Various metals have demonstrated genotoxic and carcinogenic potential via different mechanisms. Until now, biomonitoring and epidemiological studies have been carried out to assess the genotoxic risk to exposed human populations. In this sense, the use of the micronucleus assay in peripheral blood lymphocytes has proven to be a useful tool to determine increased levels of DNA damage, as a surrogate biomarker of cancer risk. Here we review those biomonitoring studies focused on people exposed to arsenic, chromium, nickel, vanadium and complex mixtures of metals. Only those studies that used the frequency of micronuclei in binucleated (BNMN) cells have been taken into consideration, although the inclusion of other biomarkers of exposure and genotoxicity are also reflected and discussed. Regarding arsenic, most of the occupational and environmental biomonitoring studies find an increase in BNMN among the exposed individuals. Thus, it seems conclusive that arsenic exposure increases the risk of exposed human populations. However, a lack of correlation between the level of exposure and the increase in BNMN is also common, and a limited number of studies evaluated the genotype as a risk modulator. As for chromium, a BNMN increase in occupationally exposed subjects and a correlation between level of exposure and effect is found consistently in the available literature. However, the quality score of the studies is only medium-low. On the other hand, the studies evaluating nickel and vanadium are scarce and lacks a correct characterization of the individual exposure, which difficult the building of clear conclusions. Finally, several studies with medium-high quality scores evaluated a more realistic scenario of exposure which takes into account a mixture of metals. Among them, those which correctly characterized and measured the exposure were able to find association with the level of BNMN. Also, several genes associated with DNA damage repair such as OGG1 and XRCC1 were found to influence the exposure effect.

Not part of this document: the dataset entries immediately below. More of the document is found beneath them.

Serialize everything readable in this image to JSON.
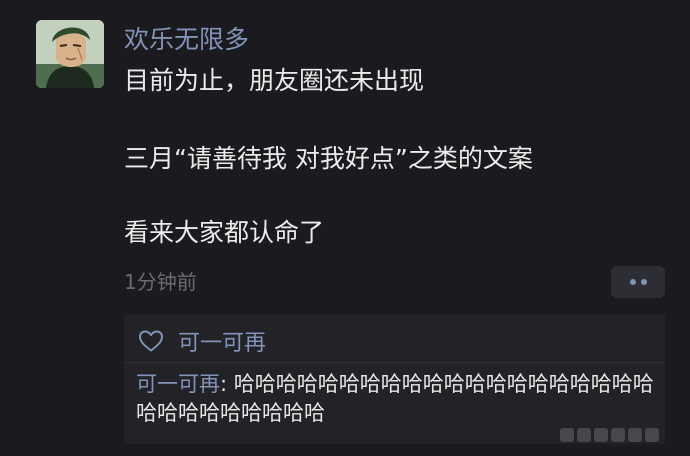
{
  "post": {
    "username": "欢乐无限多",
    "lines": [
      "目前为止，朋友圈还未出现",
      "三月“请善待我 对我好点”之类的文案",
      "看来大家都认命了"
    ],
    "time": "1分钟前",
    "avatar_icon": "anime-character-avatar",
    "more_icon": "more-dots-icon"
  },
  "interactions": {
    "like_icon": "heart-outline-icon",
    "likers": "可一可再",
    "comments": [
      {
        "author": "可一可再",
        "separator": ": ",
        "text": "哈哈哈哈哈哈哈哈哈哈哈哈哈哈哈哈哈哈哈哈哈哈哈哈哈哈哈哈哈"
      }
    ]
  },
  "colors": {
    "background": "#1b1b1f",
    "name": "#8193b8",
    "text": "#ebebeb",
    "muted": "#6c6c70",
    "panel": "#232327"
  }
}
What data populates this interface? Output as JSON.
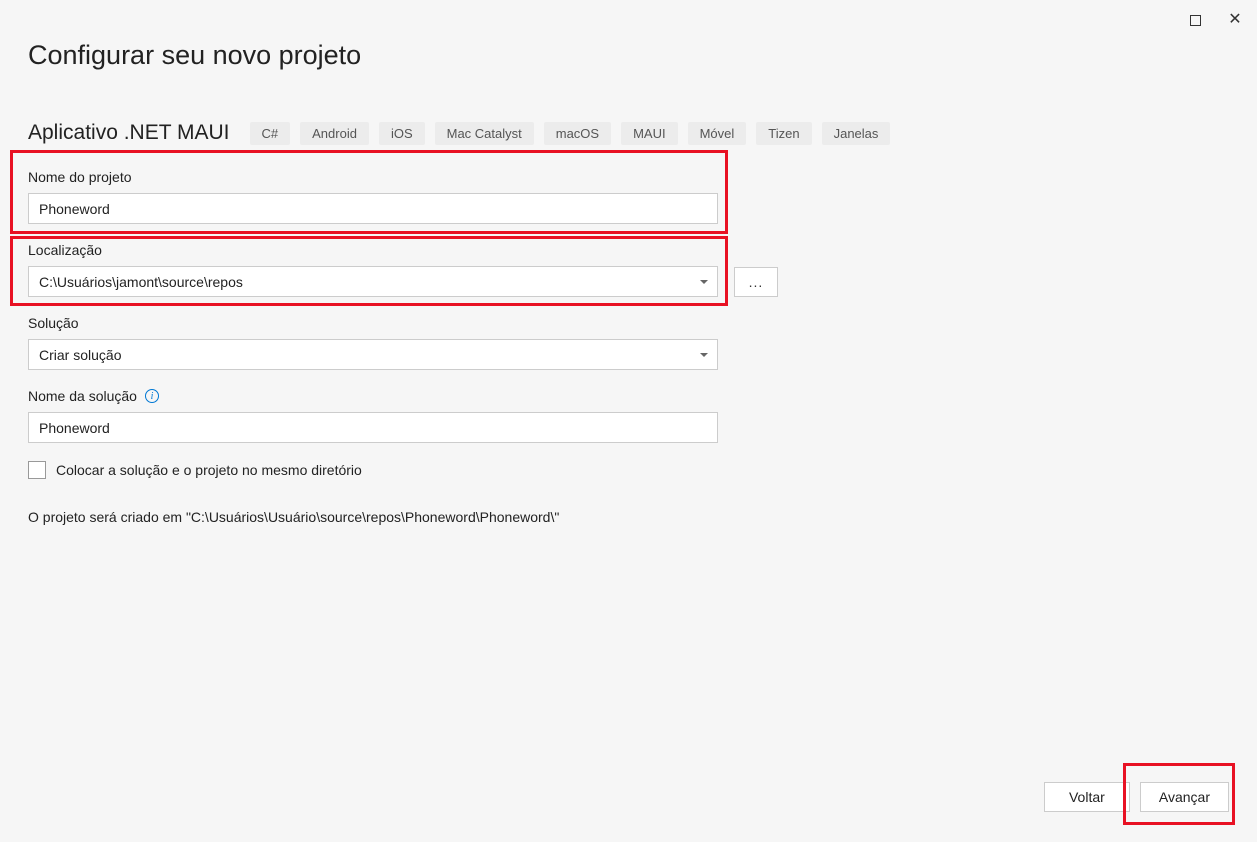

- Peripheral blood lymphocytes
ASJC Scopus subject areas
- Health, Toxicology and Mutagenesis